# PROBLEM REQUIREMENTS
Which lines below hold the word "CAROLINA"? Report each one.

*** Opening of DATA SUPPLIED ***

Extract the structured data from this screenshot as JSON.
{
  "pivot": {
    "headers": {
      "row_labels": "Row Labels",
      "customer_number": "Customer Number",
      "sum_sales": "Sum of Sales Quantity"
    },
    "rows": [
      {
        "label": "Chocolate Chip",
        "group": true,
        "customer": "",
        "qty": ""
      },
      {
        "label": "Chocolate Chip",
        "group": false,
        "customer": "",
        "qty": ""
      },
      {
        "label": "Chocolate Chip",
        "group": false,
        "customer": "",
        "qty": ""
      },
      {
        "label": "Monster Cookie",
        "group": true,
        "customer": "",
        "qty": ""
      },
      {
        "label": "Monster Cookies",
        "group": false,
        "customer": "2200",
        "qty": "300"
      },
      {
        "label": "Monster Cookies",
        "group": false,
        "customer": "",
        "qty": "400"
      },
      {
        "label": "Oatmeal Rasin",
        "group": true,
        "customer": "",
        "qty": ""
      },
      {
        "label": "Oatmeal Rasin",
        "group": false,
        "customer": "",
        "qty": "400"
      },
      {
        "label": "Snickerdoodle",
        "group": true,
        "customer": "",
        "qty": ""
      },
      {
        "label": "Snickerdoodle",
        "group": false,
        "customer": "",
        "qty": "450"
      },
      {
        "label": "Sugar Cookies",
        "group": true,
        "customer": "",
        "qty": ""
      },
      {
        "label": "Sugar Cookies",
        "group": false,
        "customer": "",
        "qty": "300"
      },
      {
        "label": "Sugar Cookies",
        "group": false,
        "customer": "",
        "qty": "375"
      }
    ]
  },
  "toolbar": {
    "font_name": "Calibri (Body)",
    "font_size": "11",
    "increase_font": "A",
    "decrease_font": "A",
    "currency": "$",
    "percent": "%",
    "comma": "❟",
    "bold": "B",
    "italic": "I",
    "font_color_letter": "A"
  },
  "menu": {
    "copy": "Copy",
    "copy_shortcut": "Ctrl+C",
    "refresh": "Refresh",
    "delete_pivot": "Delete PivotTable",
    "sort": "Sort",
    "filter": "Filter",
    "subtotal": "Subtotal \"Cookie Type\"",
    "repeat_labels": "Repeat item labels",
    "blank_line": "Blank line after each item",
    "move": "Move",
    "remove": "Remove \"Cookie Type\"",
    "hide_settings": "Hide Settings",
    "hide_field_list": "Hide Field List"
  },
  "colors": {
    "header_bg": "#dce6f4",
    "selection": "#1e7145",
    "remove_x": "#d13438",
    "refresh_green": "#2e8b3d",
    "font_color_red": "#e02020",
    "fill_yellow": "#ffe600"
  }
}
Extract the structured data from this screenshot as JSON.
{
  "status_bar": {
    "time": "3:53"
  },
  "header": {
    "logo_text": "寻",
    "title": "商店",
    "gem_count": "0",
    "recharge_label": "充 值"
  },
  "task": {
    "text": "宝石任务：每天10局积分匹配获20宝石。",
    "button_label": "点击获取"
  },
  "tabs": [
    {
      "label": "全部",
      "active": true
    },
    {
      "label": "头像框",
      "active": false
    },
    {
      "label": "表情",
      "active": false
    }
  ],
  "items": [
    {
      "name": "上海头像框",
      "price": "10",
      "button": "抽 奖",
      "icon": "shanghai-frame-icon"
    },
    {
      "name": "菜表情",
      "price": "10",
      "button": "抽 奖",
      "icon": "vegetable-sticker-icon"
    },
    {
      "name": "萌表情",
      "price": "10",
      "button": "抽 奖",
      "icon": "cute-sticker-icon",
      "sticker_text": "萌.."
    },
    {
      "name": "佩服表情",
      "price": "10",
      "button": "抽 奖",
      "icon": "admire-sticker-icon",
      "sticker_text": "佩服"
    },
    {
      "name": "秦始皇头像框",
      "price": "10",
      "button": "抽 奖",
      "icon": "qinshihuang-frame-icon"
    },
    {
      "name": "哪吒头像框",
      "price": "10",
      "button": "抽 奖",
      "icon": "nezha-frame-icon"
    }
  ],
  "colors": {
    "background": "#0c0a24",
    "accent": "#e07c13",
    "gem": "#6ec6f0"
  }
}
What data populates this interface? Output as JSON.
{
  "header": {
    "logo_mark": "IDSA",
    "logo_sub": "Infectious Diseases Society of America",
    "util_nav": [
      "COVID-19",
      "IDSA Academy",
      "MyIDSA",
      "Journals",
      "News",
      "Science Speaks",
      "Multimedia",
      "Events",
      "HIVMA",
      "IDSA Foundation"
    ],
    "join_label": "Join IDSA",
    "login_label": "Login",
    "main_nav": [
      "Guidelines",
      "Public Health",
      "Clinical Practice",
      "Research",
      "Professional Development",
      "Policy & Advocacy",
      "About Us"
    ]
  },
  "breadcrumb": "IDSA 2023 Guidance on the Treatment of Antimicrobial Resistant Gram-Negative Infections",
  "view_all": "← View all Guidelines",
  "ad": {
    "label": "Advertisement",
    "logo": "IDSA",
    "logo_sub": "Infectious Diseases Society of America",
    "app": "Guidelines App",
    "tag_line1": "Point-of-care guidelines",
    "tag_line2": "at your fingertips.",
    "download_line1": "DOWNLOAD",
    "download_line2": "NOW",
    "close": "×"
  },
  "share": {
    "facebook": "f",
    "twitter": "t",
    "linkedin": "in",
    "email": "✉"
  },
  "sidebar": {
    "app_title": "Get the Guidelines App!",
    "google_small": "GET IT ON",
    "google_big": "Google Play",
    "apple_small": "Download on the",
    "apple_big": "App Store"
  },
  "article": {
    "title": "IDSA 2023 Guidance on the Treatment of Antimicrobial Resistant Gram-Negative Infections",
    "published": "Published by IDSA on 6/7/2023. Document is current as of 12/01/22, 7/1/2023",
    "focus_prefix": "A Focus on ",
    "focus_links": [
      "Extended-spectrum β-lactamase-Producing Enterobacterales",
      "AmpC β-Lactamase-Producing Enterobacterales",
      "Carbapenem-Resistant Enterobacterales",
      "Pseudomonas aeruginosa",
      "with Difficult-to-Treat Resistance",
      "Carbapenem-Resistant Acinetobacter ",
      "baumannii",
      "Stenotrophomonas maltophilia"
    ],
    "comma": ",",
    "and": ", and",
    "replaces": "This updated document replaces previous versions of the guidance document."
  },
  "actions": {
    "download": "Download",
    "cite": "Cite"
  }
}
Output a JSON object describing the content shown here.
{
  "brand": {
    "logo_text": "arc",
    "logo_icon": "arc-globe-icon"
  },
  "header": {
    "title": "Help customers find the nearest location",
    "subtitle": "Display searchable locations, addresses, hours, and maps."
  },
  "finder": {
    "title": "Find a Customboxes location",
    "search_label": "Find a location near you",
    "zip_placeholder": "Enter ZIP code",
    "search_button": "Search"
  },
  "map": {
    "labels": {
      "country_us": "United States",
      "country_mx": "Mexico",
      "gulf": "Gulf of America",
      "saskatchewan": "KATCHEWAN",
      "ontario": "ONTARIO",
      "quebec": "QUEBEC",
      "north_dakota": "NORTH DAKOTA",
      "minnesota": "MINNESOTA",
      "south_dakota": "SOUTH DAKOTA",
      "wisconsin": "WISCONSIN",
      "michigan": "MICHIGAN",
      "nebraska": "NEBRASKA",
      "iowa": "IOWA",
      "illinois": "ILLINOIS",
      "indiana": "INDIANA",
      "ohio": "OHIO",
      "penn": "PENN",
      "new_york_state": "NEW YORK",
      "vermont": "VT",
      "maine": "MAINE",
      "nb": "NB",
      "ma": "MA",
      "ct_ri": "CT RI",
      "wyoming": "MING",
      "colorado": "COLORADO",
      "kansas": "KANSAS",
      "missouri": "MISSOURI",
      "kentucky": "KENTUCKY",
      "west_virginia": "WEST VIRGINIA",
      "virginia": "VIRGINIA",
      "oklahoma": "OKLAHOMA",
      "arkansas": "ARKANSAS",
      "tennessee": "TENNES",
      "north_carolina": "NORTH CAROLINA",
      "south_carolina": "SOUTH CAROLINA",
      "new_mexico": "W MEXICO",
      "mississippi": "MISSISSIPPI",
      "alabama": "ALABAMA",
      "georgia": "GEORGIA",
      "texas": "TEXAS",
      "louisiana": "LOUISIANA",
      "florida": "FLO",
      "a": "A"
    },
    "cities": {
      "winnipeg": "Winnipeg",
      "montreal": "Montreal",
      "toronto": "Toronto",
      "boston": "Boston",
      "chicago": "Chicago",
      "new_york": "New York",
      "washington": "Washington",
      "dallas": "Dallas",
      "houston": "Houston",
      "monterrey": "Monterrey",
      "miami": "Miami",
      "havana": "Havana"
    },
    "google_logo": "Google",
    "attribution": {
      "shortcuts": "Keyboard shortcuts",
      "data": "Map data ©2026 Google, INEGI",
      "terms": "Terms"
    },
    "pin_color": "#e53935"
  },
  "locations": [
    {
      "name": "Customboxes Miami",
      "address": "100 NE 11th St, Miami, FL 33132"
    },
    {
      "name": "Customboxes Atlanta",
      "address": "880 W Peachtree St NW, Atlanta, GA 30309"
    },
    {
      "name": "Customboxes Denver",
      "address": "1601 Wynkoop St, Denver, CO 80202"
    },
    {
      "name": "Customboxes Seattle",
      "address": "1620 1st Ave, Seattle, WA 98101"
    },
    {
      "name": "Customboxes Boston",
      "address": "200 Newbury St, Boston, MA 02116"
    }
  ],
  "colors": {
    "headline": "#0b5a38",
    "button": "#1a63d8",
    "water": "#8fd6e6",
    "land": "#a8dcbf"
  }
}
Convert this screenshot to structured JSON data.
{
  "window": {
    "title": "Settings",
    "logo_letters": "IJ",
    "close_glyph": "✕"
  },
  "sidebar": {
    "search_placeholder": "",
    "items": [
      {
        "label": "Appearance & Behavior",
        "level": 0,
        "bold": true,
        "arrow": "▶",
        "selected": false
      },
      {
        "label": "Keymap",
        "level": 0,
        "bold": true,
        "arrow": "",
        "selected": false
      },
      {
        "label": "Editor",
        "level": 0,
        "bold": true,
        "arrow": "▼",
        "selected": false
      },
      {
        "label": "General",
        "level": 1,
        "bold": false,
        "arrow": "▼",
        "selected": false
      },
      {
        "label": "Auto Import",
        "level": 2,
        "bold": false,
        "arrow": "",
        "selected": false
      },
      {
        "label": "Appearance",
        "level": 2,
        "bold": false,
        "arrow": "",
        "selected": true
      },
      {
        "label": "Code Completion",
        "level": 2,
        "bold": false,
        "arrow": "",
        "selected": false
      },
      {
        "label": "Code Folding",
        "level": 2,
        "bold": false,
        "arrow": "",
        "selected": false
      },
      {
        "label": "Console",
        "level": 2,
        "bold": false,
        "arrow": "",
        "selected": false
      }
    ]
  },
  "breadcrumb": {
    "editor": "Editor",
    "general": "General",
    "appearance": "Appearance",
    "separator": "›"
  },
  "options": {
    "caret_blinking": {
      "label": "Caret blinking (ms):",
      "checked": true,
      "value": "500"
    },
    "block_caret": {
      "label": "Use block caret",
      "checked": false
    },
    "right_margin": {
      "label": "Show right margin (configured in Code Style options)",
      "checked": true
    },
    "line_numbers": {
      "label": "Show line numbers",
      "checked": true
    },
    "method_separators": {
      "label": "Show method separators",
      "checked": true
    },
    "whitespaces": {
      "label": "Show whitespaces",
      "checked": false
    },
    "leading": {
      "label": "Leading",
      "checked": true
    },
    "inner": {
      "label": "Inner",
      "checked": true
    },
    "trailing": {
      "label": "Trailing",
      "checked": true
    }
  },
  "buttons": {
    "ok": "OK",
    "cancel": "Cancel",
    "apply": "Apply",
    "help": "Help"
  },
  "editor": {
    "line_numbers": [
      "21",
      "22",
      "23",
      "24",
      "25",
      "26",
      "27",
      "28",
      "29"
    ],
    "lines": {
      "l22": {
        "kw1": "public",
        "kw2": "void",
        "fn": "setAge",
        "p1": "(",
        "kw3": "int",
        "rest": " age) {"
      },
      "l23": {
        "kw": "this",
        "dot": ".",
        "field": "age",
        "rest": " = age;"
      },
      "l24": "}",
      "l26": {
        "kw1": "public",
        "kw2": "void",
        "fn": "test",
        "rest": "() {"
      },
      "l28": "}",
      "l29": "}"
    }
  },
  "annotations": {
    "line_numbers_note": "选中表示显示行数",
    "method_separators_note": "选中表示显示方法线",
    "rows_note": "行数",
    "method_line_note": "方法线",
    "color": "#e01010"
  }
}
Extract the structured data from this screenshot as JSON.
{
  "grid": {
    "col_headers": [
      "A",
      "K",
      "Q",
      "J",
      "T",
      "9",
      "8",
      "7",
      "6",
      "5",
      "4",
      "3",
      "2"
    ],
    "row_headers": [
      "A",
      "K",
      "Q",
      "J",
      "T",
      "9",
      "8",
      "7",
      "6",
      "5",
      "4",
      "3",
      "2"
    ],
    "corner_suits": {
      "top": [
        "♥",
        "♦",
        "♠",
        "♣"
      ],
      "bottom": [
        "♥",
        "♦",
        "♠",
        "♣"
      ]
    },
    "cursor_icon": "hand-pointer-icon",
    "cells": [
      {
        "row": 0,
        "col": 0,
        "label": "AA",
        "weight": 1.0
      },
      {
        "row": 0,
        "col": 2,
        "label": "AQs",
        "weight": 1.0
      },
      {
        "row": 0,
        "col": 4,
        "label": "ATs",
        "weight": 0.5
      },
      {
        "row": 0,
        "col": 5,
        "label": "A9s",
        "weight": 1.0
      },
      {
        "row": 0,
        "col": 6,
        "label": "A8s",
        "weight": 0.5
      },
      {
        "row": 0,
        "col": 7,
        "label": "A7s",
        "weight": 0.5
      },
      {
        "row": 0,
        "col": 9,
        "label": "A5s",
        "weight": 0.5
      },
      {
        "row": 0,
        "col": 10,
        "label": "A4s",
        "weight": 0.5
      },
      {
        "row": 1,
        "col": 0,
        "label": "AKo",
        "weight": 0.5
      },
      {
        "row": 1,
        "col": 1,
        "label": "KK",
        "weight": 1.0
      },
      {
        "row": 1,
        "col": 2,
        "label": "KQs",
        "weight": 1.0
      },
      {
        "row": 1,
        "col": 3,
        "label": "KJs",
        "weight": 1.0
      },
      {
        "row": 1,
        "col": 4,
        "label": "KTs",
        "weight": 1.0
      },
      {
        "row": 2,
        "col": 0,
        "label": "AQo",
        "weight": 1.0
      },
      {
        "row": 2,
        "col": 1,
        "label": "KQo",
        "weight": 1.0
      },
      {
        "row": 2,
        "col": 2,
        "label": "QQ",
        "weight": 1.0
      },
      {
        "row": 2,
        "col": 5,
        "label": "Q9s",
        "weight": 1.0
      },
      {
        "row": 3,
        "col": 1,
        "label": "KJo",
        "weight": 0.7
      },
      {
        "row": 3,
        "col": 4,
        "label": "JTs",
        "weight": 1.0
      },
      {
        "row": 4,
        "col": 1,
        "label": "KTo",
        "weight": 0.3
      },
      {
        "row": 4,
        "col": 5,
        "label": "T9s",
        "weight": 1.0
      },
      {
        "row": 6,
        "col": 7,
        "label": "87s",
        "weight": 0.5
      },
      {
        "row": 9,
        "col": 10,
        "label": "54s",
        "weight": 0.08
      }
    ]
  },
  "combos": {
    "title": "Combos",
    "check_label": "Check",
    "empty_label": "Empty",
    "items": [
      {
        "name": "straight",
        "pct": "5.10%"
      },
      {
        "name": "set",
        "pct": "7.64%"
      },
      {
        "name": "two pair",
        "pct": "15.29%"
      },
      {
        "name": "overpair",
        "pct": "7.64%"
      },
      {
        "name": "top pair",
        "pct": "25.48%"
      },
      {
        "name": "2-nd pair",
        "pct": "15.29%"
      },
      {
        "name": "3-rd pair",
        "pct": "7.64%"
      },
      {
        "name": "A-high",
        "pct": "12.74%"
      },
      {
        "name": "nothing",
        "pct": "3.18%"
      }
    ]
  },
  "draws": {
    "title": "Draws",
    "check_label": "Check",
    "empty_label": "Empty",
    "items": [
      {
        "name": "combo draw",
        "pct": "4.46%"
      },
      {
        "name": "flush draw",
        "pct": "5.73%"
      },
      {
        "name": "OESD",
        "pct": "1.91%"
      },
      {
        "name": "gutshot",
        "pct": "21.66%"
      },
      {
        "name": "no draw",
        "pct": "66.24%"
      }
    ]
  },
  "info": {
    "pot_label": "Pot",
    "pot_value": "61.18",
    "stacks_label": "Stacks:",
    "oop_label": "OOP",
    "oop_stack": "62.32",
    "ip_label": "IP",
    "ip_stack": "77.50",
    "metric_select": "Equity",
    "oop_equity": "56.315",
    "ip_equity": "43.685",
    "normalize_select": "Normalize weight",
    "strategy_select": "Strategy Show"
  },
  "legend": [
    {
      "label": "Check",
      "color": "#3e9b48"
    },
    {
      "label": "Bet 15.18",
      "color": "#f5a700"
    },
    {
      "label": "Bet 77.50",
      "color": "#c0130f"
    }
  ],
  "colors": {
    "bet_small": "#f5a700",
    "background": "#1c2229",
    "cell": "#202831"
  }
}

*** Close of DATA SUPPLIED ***

# SOLUTION
      "north_carolina": "NORTH CAROLINA",
      "south_carolina": "SOUTH CAROLINA",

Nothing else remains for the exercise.